Of course, the arts have been crucial for us during the lockdown and the pandemic. Streaming platforms have made a killing by pumping out content that depends solely on writers and actors from within the humanities. So one can also build up a utilitarian case for at least some of these humanities courses.
Where universities are still somewhat funded by taxpayers in the UK to the tune of about 45%, the UK government does have a horse in this race. But there is something so stark and, as mentioned, dehumanizing about being so utterly and completely mercenary and vocational about education. One could also imagine that this might also lead to some kind of elitism or inequality whereby humanities subjects are out of reach to those unable to afford the luxury of studying them.
In the 20th century, pragmatist philosopher John Dewey developed a different pragmatist philosophy than thinkers like Charles Pierce in the economics mold stated above. Dewey argued that “education should serve an intrinsic purpose: education was a good in itself and children became fully developed as people because of it.” In this way, education should develop our citizenship more in a way that education in Ancient Greece was seen.
So there is a tension between the desire to see education as a holistic approach to human enrichment, and a means to an economic end.
These contrary positions can be seen at the heart of educational thinking. For example, let us travel to Australia, where the Melbourne Declaration on Educational Goals for Young Australians states:
All young Australians become successful learners, confident and creative individuals, and active and informed citizens.
And at the same time, the Australian Department of Education believes:
By lifting outcomes, the government helps to secure Australia’s economic and social prosperity.
It is always dangerous to present an either-or false dichotomy. Of course, in our capitalist system, jobs are necessary, and having a job is one of the primary ways to provide food, warmth, and shelter, all necessary components of wellbeing. These ideas are perhaps inextricably linked to at least some degree.
But what, really, is the meaning of our lives? Just take a trip around YouTube to see the vast cornucopia of content aimed at a multitude of interests, and not all of those interests are about making money. We love learning. We love understanding. We love being intellectually challenged. These ideas are certainly what float my boat.
Then again, I have had to try and monetize my own desire for this in a way that I can have such jobs as the ones I have, doing the things I love doing, in terms of also educating myself in a way that presents as almost intrinsically valuable.

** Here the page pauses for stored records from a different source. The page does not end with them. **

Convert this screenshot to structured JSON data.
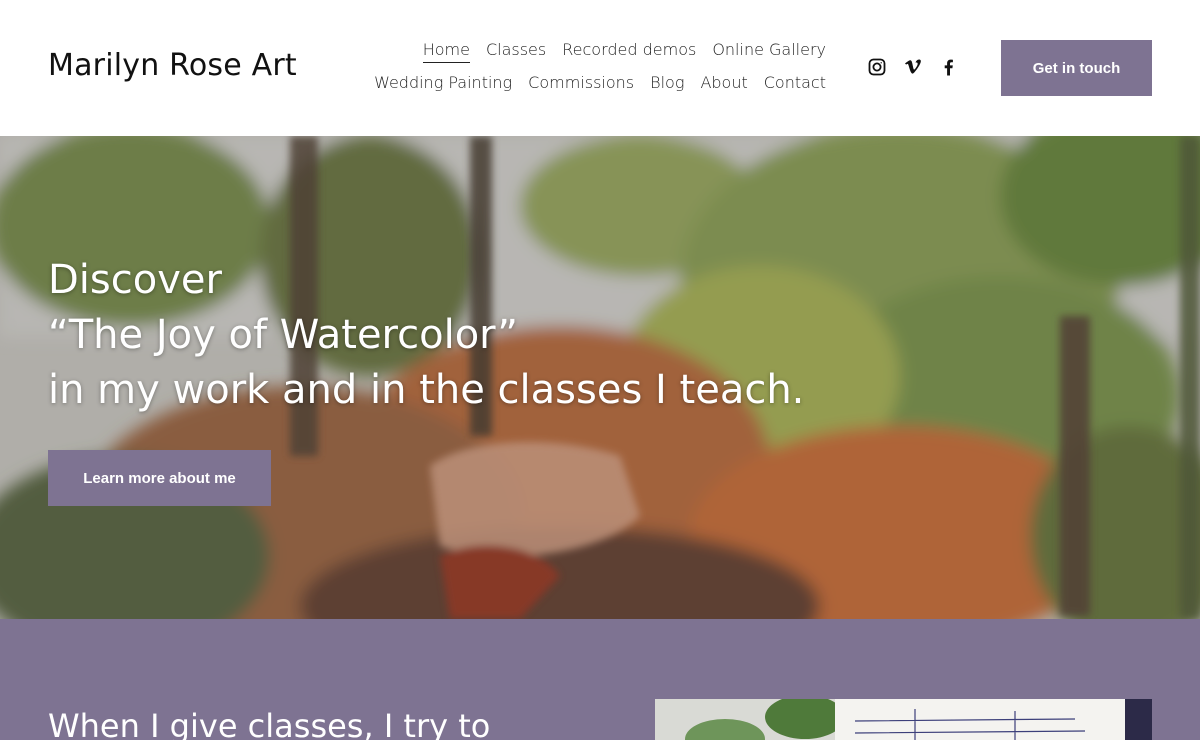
{
  "header": {
    "brand": "Marilyn Rose Art",
    "nav_row1": [
      "Home",
      "Classes",
      "Recorded demos",
      "Online Gallery"
    ],
    "nav_row2": [
      "Wedding Painting",
      "Commissions",
      "Blog",
      "About",
      "Contact"
    ],
    "active_nav": "Home",
    "social_icons": [
      "instagram-icon",
      "vimeo-icon",
      "facebook-icon"
    ],
    "cta_label": "Get in touch"
  },
  "hero": {
    "line1": "Discover",
    "line2": "“The Joy of Watercolor”",
    "line3": "in my work and in the classes I teach.",
    "button_label": "Learn more about me"
  },
  "section2": {
    "heading": "When I give classes, I try to"
  },
  "colors": {
    "accent": "#7e7392",
    "text": "#111111",
    "hero_text": "#ffffff"
  }
}
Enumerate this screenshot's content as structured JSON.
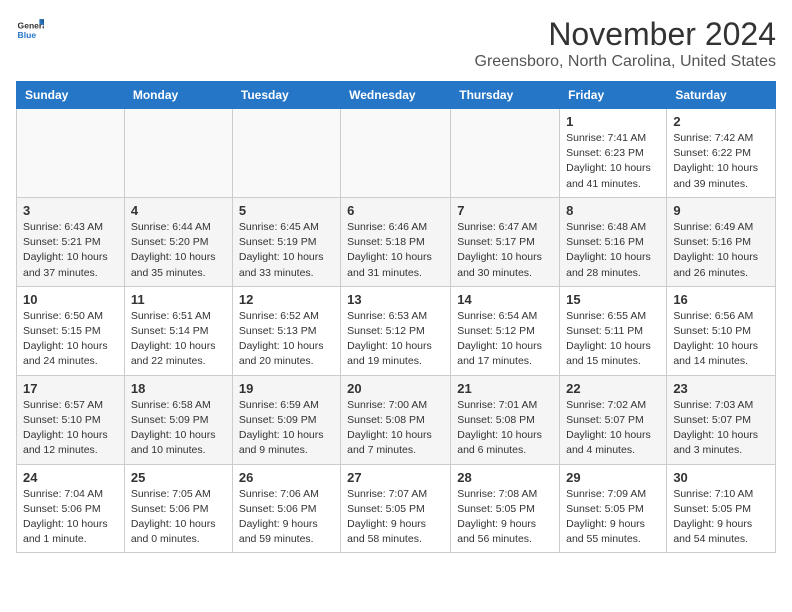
{
  "header": {
    "logo_general": "General",
    "logo_blue": "Blue",
    "month_title": "November 2024",
    "location": "Greensboro, North Carolina, United States"
  },
  "weekdays": [
    "Sunday",
    "Monday",
    "Tuesday",
    "Wednesday",
    "Thursday",
    "Friday",
    "Saturday"
  ],
  "weeks": [
    [
      {
        "day": "",
        "info": ""
      },
      {
        "day": "",
        "info": ""
      },
      {
        "day": "",
        "info": ""
      },
      {
        "day": "",
        "info": ""
      },
      {
        "day": "",
        "info": ""
      },
      {
        "day": "1",
        "info": "Sunrise: 7:41 AM\nSunset: 6:23 PM\nDaylight: 10 hours and 41 minutes."
      },
      {
        "day": "2",
        "info": "Sunrise: 7:42 AM\nSunset: 6:22 PM\nDaylight: 10 hours and 39 minutes."
      }
    ],
    [
      {
        "day": "3",
        "info": "Sunrise: 6:43 AM\nSunset: 5:21 PM\nDaylight: 10 hours and 37 minutes."
      },
      {
        "day": "4",
        "info": "Sunrise: 6:44 AM\nSunset: 5:20 PM\nDaylight: 10 hours and 35 minutes."
      },
      {
        "day": "5",
        "info": "Sunrise: 6:45 AM\nSunset: 5:19 PM\nDaylight: 10 hours and 33 minutes."
      },
      {
        "day": "6",
        "info": "Sunrise: 6:46 AM\nSunset: 5:18 PM\nDaylight: 10 hours and 31 minutes."
      },
      {
        "day": "7",
        "info": "Sunrise: 6:47 AM\nSunset: 5:17 PM\nDaylight: 10 hours and 30 minutes."
      },
      {
        "day": "8",
        "info": "Sunrise: 6:48 AM\nSunset: 5:16 PM\nDaylight: 10 hours and 28 minutes."
      },
      {
        "day": "9",
        "info": "Sunrise: 6:49 AM\nSunset: 5:16 PM\nDaylight: 10 hours and 26 minutes."
      }
    ],
    [
      {
        "day": "10",
        "info": "Sunrise: 6:50 AM\nSunset: 5:15 PM\nDaylight: 10 hours and 24 minutes."
      },
      {
        "day": "11",
        "info": "Sunrise: 6:51 AM\nSunset: 5:14 PM\nDaylight: 10 hours and 22 minutes."
      },
      {
        "day": "12",
        "info": "Sunrise: 6:52 AM\nSunset: 5:13 PM\nDaylight: 10 hours and 20 minutes."
      },
      {
        "day": "13",
        "info": "Sunrise: 6:53 AM\nSunset: 5:12 PM\nDaylight: 10 hours and 19 minutes."
      },
      {
        "day": "14",
        "info": "Sunrise: 6:54 AM\nSunset: 5:12 PM\nDaylight: 10 hours and 17 minutes."
      },
      {
        "day": "15",
        "info": "Sunrise: 6:55 AM\nSunset: 5:11 PM\nDaylight: 10 hours and 15 minutes."
      },
      {
        "day": "16",
        "info": "Sunrise: 6:56 AM\nSunset: 5:10 PM\nDaylight: 10 hours and 14 minutes."
      }
    ],
    [
      {
        "day": "17",
        "info": "Sunrise: 6:57 AM\nSunset: 5:10 PM\nDaylight: 10 hours and 12 minutes."
      },
      {
        "day": "18",
        "info": "Sunrise: 6:58 AM\nSunset: 5:09 PM\nDaylight: 10 hours and 10 minutes."
      },
      {
        "day": "19",
        "info": "Sunrise: 6:59 AM\nSunset: 5:09 PM\nDaylight: 10 hours and 9 minutes."
      },
      {
        "day": "20",
        "info": "Sunrise: 7:00 AM\nSunset: 5:08 PM\nDaylight: 10 hours and 7 minutes."
      },
      {
        "day": "21",
        "info": "Sunrise: 7:01 AM\nSunset: 5:08 PM\nDaylight: 10 hours and 6 minutes."
      },
      {
        "day": "22",
        "info": "Sunrise: 7:02 AM\nSunset: 5:07 PM\nDaylight: 10 hours and 4 minutes."
      },
      {
        "day": "23",
        "info": "Sunrise: 7:03 AM\nSunset: 5:07 PM\nDaylight: 10 hours and 3 minutes."
      }
    ],
    [
      {
        "day": "24",
        "info": "Sunrise: 7:04 AM\nSunset: 5:06 PM\nDaylight: 10 hours and 1 minute."
      },
      {
        "day": "25",
        "info": "Sunrise: 7:05 AM\nSunset: 5:06 PM\nDaylight: 10 hours and 0 minutes."
      },
      {
        "day": "26",
        "info": "Sunrise: 7:06 AM\nSunset: 5:06 PM\nDaylight: 9 hours and 59 minutes."
      },
      {
        "day": "27",
        "info": "Sunrise: 7:07 AM\nSunset: 5:05 PM\nDaylight: 9 hours and 58 minutes."
      },
      {
        "day": "28",
        "info": "Sunrise: 7:08 AM\nSunset: 5:05 PM\nDaylight: 9 hours and 56 minutes."
      },
      {
        "day": "29",
        "info": "Sunrise: 7:09 AM\nSunset: 5:05 PM\nDaylight: 9 hours and 55 minutes."
      },
      {
        "day": "30",
        "info": "Sunrise: 7:10 AM\nSunset: 5:05 PM\nDaylight: 9 hours and 54 minutes."
      }
    ]
  ]
}
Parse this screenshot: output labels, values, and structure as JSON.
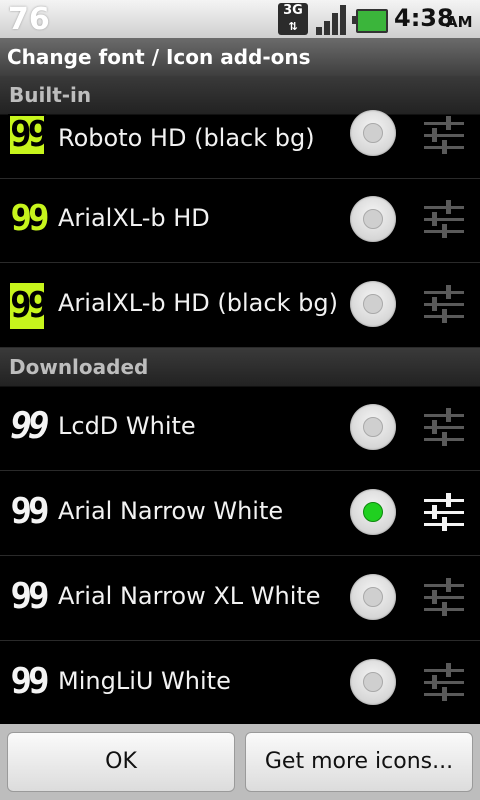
{
  "status_bar": {
    "left_number": "76",
    "network": "3G",
    "time": "4:38",
    "ampm": "AM"
  },
  "title": "Change font / Icon add-ons",
  "sections": [
    {
      "header": "Built-in",
      "items": [
        {
          "icon_text": "99",
          "label": "Roboto HD (black bg)",
          "selected": false
        },
        {
          "icon_text": "99",
          "label": "ArialXL-b HD",
          "selected": false
        },
        {
          "icon_text": "99",
          "label": "ArialXL-b HD (black bg)",
          "selected": false
        }
      ]
    },
    {
      "header": "Downloaded",
      "items": [
        {
          "icon_text": "99",
          "label": "LcdD White",
          "selected": false
        },
        {
          "icon_text": "99",
          "label": "Arial Narrow White",
          "selected": true
        },
        {
          "icon_text": "99",
          "label": "Arial Narrow XL White",
          "selected": false
        },
        {
          "icon_text": "99",
          "label": "MingLiU White",
          "selected": false
        }
      ]
    }
  ],
  "buttons": {
    "ok": "OK",
    "more": "Get more icons..."
  },
  "colors": {
    "accent_icon": "#c7f51c",
    "selected_radio": "#20d020"
  },
  "icons": {
    "settings": "sliders-icon",
    "battery": "battery-icon",
    "signal": "signal-icon"
  }
}
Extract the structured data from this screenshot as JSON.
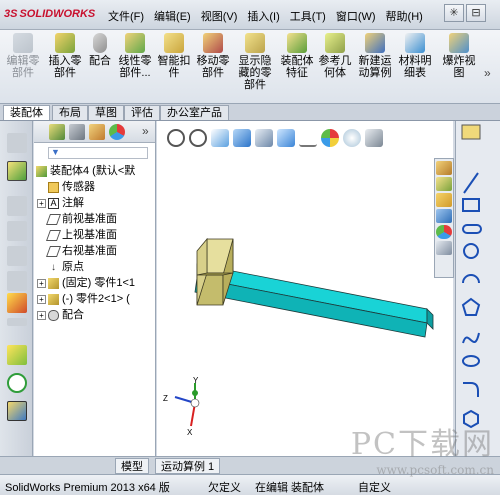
{
  "app": {
    "logo_prefix": "3S",
    "logo_text": "SOLIDWORKS"
  },
  "menu": [
    "文件(F)",
    "编辑(E)",
    "视图(V)",
    "插入(I)",
    "工具(T)",
    "窗口(W)",
    "帮助(H)"
  ],
  "commands": [
    {
      "label": "编辑零\n部件",
      "dim": true
    },
    {
      "label": "插入零\n部件",
      "dim": false
    },
    {
      "label": "配合",
      "dim": false
    },
    {
      "label": "线性零\n部件...",
      "dim": false
    },
    {
      "label": "智能扣\n件",
      "dim": false
    },
    {
      "label": "移动零\n部件",
      "dim": false
    },
    {
      "label": "显示隐\n藏的零\n部件",
      "dim": false
    },
    {
      "label": "装配体\n特征",
      "dim": false
    },
    {
      "label": "参考几\n何体",
      "dim": false
    },
    {
      "label": "新建运\n动算例",
      "dim": false
    },
    {
      "label": "材料明\n细表",
      "dim": false
    },
    {
      "label": "爆炸视\n图",
      "dim": false
    }
  ],
  "tabs": [
    "装配体",
    "布局",
    "草图",
    "评估",
    "办公室产品"
  ],
  "tree": {
    "root": "装配体4 (默认<默",
    "items": [
      {
        "label": "传感器",
        "expand": ""
      },
      {
        "label": "注解",
        "expand": "+"
      },
      {
        "label": "前视基准面",
        "expand": ""
      },
      {
        "label": "上视基准面",
        "expand": ""
      },
      {
        "label": "右视基准面",
        "expand": ""
      },
      {
        "label": "原点",
        "expand": ""
      },
      {
        "label": "(固定) 零件1<1",
        "expand": "+"
      },
      {
        "label": "(-) 零件2<1> (",
        "expand": "+"
      },
      {
        "label": "配合",
        "expand": "+"
      }
    ]
  },
  "triad": {
    "x": "X",
    "y": "Y",
    "z": "Z"
  },
  "bottom_tabs": [
    "模型",
    "运动算例 1"
  ],
  "status": {
    "product": "SolidWorks Premium 2013 x64 版",
    "state1": "欠定义",
    "state2": "在编辑 装配体",
    "custom": "自定义"
  },
  "watermark": {
    "big": "PC下载网",
    "small": "www.pcsoft.com.cn"
  },
  "colors": {
    "part_cyan": "#19d3d6",
    "part_khaki": "#e6df9e",
    "accent_red": "#c8102e"
  }
}
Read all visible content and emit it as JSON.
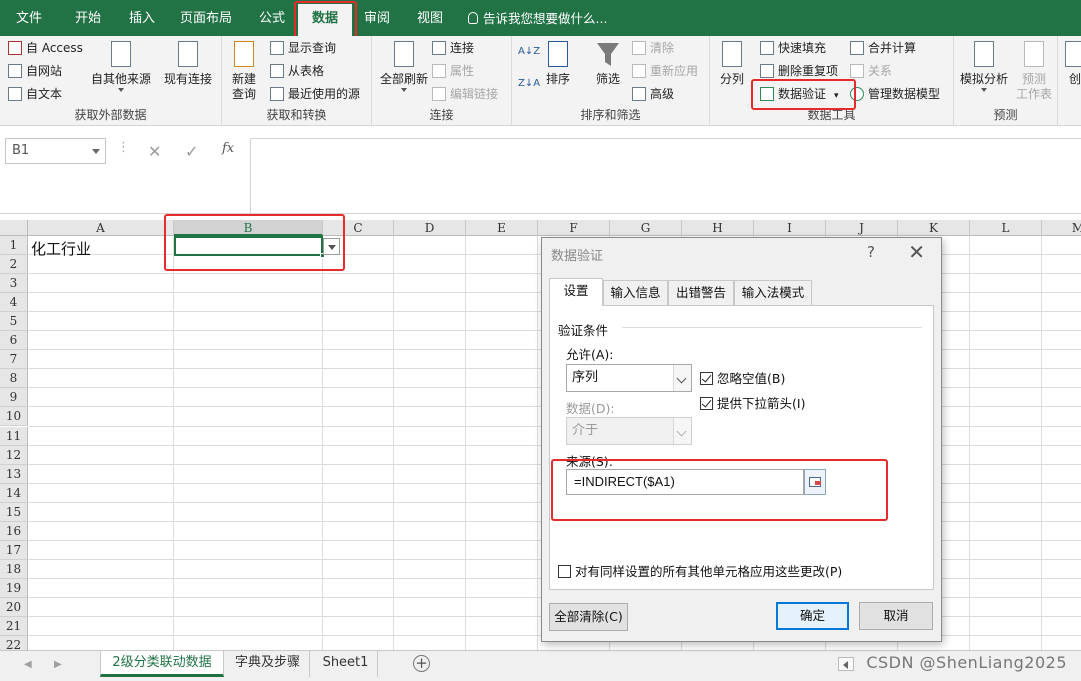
{
  "ribbon_tabs": [
    "文件",
    "开始",
    "插入",
    "页面布局",
    "公式",
    "数据",
    "审阅",
    "视图"
  ],
  "tell_me": "告诉我您想要做什么...",
  "groups": {
    "get_external": {
      "label": "获取外部数据",
      "small": [
        "自 Access",
        "自网站",
        "自文本"
      ],
      "from_other": "自其他来源",
      "existing": "现有连接"
    },
    "get_transform": {
      "label": "获取和转换",
      "new_query": "新建\n查询",
      "new_query_l1": "新建",
      "new_query_l2": "查询",
      "small": [
        "显示查询",
        "从表格",
        "最近使用的源"
      ]
    },
    "connections": {
      "label": "连接",
      "refresh_all": "全部刷新",
      "small": [
        "连接",
        "属性",
        "编辑链接"
      ]
    },
    "sort_filter": {
      "label": "排序和筛选",
      "sort": "排序",
      "filter": "筛选",
      "small": [
        "清除",
        "重新应用",
        "高级"
      ]
    },
    "data_tools": {
      "label": "数据工具",
      "split": "分列",
      "small": [
        "快速填充",
        "删除重复项",
        "数据验证",
        "合并计算",
        "关系",
        "管理数据模型"
      ]
    },
    "forecast": {
      "label": "预测",
      "whatif": "模拟分析",
      "sheet_l1": "预测",
      "sheet_l2": "工作表"
    },
    "outline": {
      "create": "创"
    }
  },
  "formula_bar": {
    "name_box": "B1",
    "fx": "fx",
    "value": ""
  },
  "columns": [
    "A",
    "B",
    "C",
    "D",
    "E",
    "F",
    "G",
    "H",
    "I",
    "J",
    "K",
    "L",
    "M"
  ],
  "rows": [
    "1",
    "2",
    "3",
    "4",
    "5",
    "6",
    "7",
    "8",
    "9",
    "10",
    "11",
    "12",
    "13",
    "14",
    "15",
    "16",
    "17",
    "18",
    "19",
    "20",
    "21",
    "22"
  ],
  "cells": {
    "A1": "化工行业"
  },
  "sheets": [
    "2级分类联动数据",
    "字典及步骤",
    "Sheet1"
  ],
  "active_sheet": "2级分类联动数据",
  "watermark": "CSDN @ShenLiang2025",
  "dialog": {
    "title": "数据验证",
    "help": "?",
    "close": "✕",
    "tabs": [
      "设置",
      "输入信息",
      "出错警告",
      "输入法模式"
    ],
    "criteria_label": "验证条件",
    "allow_label": "允许(A):",
    "allow_value": "序列",
    "data_label": "数据(D):",
    "data_value": "介于",
    "ignore_blank": "忽略空值(B)",
    "in_cell_dropdown": "提供下拉箭头(I)",
    "source_label": "来源(S):",
    "source_value": "=INDIRECT($A1)",
    "apply_all": "对有同样设置的所有其他单元格应用这些更改(P)",
    "clear_all": "全部清除(C)",
    "ok": "确定",
    "cancel": "取消"
  },
  "colors": {
    "excel_green": "#217346",
    "highlight_red": "#e52b2b",
    "dialog_bg": "#f0f0f0",
    "ok_border": "#0078d7"
  }
}
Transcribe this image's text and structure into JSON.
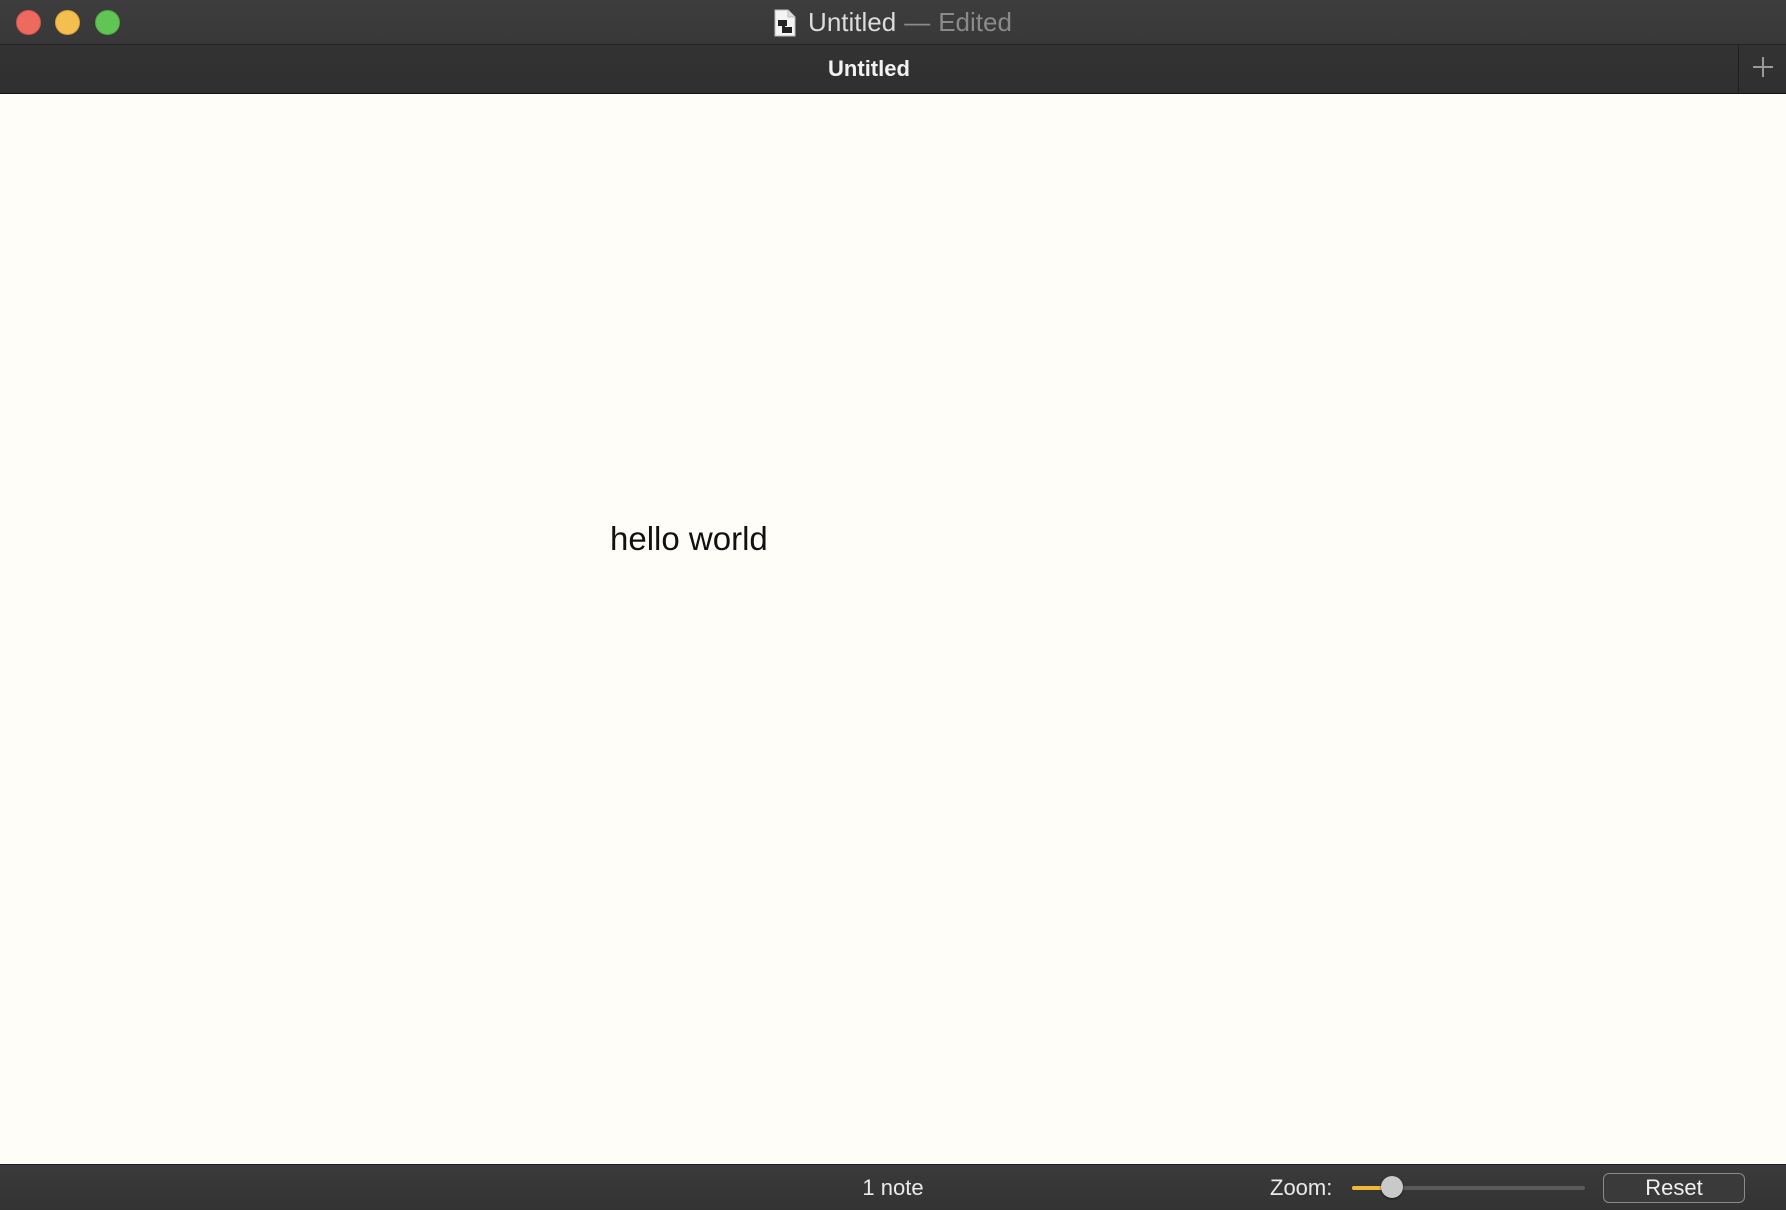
{
  "window": {
    "title": "Untitled",
    "separator": "—",
    "status": "Edited",
    "document_icon": "document-icon",
    "controls": {
      "close_color": "#ed6a5e",
      "minimize_color": "#f4bf4f",
      "zoom_color": "#61c554"
    }
  },
  "tabs": [
    {
      "label": "Untitled",
      "active": true
    }
  ],
  "new_tab_icon": "plus-icon",
  "canvas": {
    "notes": [
      {
        "text": "hello world"
      }
    ]
  },
  "statusbar": {
    "note_count": "1 note",
    "zoom_label": "Zoom:",
    "zoom_fraction": 0.17,
    "zoom_accent": "#f2b63a",
    "reset_label": "Reset"
  }
}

Now, there is a whole fascinating discussion to be had here that is perhaps at the nub of this debate: does knowledge have any intrinsic value at all (valuable in and of itself) or is the value of knowledge always extrinsic (knowledge is only good for what it can obtain)?
We have this tension still: There is no such thing as a free lunch, sure, but is the kind of world we want to live in one of only living to work rather than working to live? And to live is arguably to learn.
Imagine designing a universe yourself. What would you want for the sentient creatures within it? Where would education fit and where would jobs. If jobs are a necessity in order to obtain other goals and desires, then how much should governments be making education pragmatically and economically utilitarian? Should economics be more formally recognized as merely a means to a greater end of well-being?
If we were to recognize much more overtly and publicly that our governments were there for the primary goal of optimizing the well-being of its citizens, then perhaps the economics-based pragmatic ideal such as the one in question would not so hastily be sought.